This is actually Part 4 of a series I started on my old blog. I'll probably get around to transporting Parts 1-3 to this blog soon. It's all about getting imaginative ideas flowing and then down on paper.
Make friends with loneliness
In our western culture, where we're bombarded with subtle cues to behave like the rest of the world, it can be difficult to see a big, ambitious writing or art project through to the finish. I think there is a certain amount of pressure we battle with to give up because of what we perceive as loneliness and lack of support. This is inherent in the occupation. Sometimes we find it hard to avoid these feelings when we think, "It's just me and my scrapbook," or "It's just me and my computer," every day.
I mentioned this at the Christian writer's conference because I think people who live in the Christian culture can find this particularly hard. We always hear about great, upfront things people are doing to actively change their worlds. They're going on mission trips, street-witnessing, caring for the sick, smuggling Bibles into China, preaching and teaching. In other words, they're "out there" and we honour them for it. But sometimes those of us who are pursuing occupations such as writing feel as if people don't care whether we ever finish writing our books or not. In fact, I've sometimes got the impression (often from very extroverted, up-front Christians) that there is a fine line between not caring and disapproval. "People are starving out there, yet you're sitting around writing fantasy novels!"

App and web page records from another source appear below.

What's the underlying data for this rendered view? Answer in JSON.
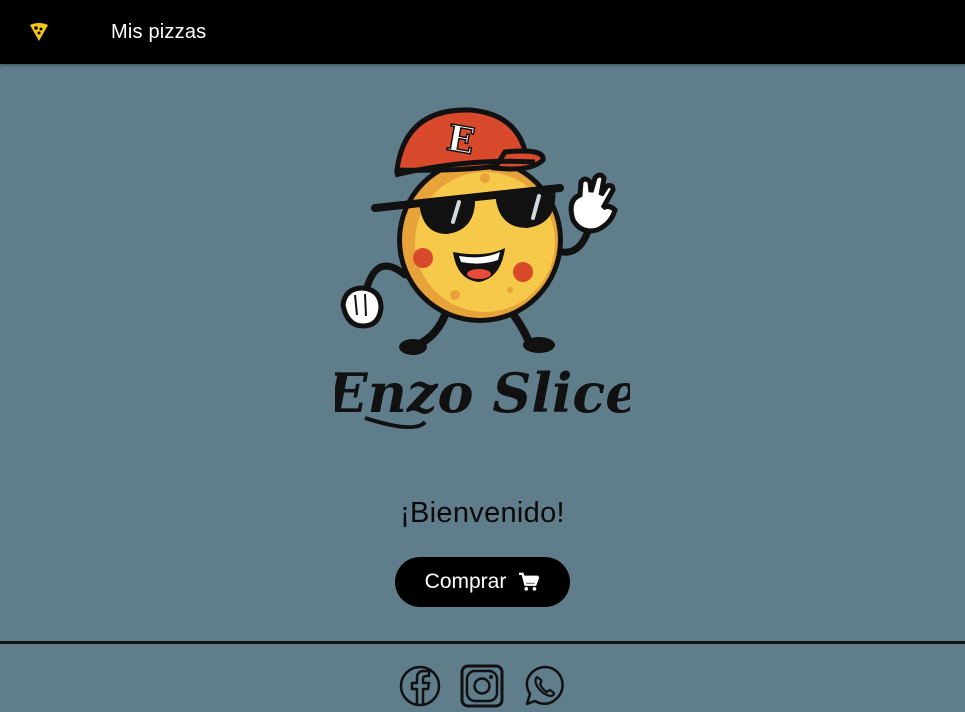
{
  "appbar": {
    "menu_icon": "pizza-slice-icon",
    "title": "Mis pizzas"
  },
  "logo": {
    "text": "Enzo Slice",
    "cap_letter": "E"
  },
  "main": {
    "welcome": "¡Bienvenido!",
    "buy_label": "Comprar",
    "buy_icon": "cart-icon"
  },
  "footer": {
    "social": [
      "facebook-icon",
      "instagram-icon",
      "whatsapp-icon"
    ]
  },
  "colors": {
    "background": "#607d8b",
    "appbar": "#000000",
    "accent": "#f5c518",
    "button": "#000000"
  }
}
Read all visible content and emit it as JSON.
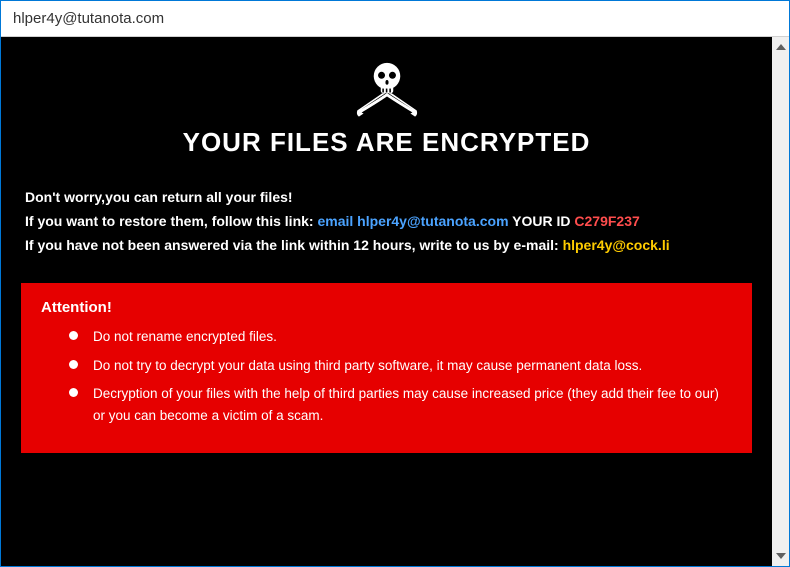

The first antidote to this is to remind ourselves every day that writing and the arts are equally as important, in their way, as the more up-front, hands-on occupations. God is the author of one just as much as the other. Stories and Art can add beauty to the world and change peoples' entire world outlooks. That's why they used to say, "The pen is mightier than the sword" I found another excellent eighteenth century quote, "If a man were permitted to make all the ballads, he need not care who should make the laws of a nation!" That's how powerful such things as writing, art and music can be on the thinking of people.
I took the advice of author Natalie Goldberg, who wrote on the subject of the writer's loneliness, "Just break through these feelings. A bit of loneliness is just loneliness. It's nothing to fear or shy away from. If you're not afraid to face it, it loses its scariness. If you stop cringing from it, it loses its power." I found it great when I began to think in this manner, enjoyed my characters as friends, and accepted myself as a person who enjoys doing something that requires no company for 80% of the time. It's just how writers are wired.
Last year, I read something in a book about Mother Teresa that I took on board and used to change the way I think. She was being interviewed by an author who said something along the lines of, "When I look at all the good you and you sisters are doing, I feel convicted that I'm taking the soft and easy option." Mother Teresa immediately rebuked him, "Don't ever say that! What you're doing is just as important as what we're doing and don't ever forget it. God has given you an amazing gift of writing and you have the potential to do so much good in the world through it. Don't ever make the mistake of down-playing the importance of what God's given you to do." That made an impression on me and I think it's a good place to stop today.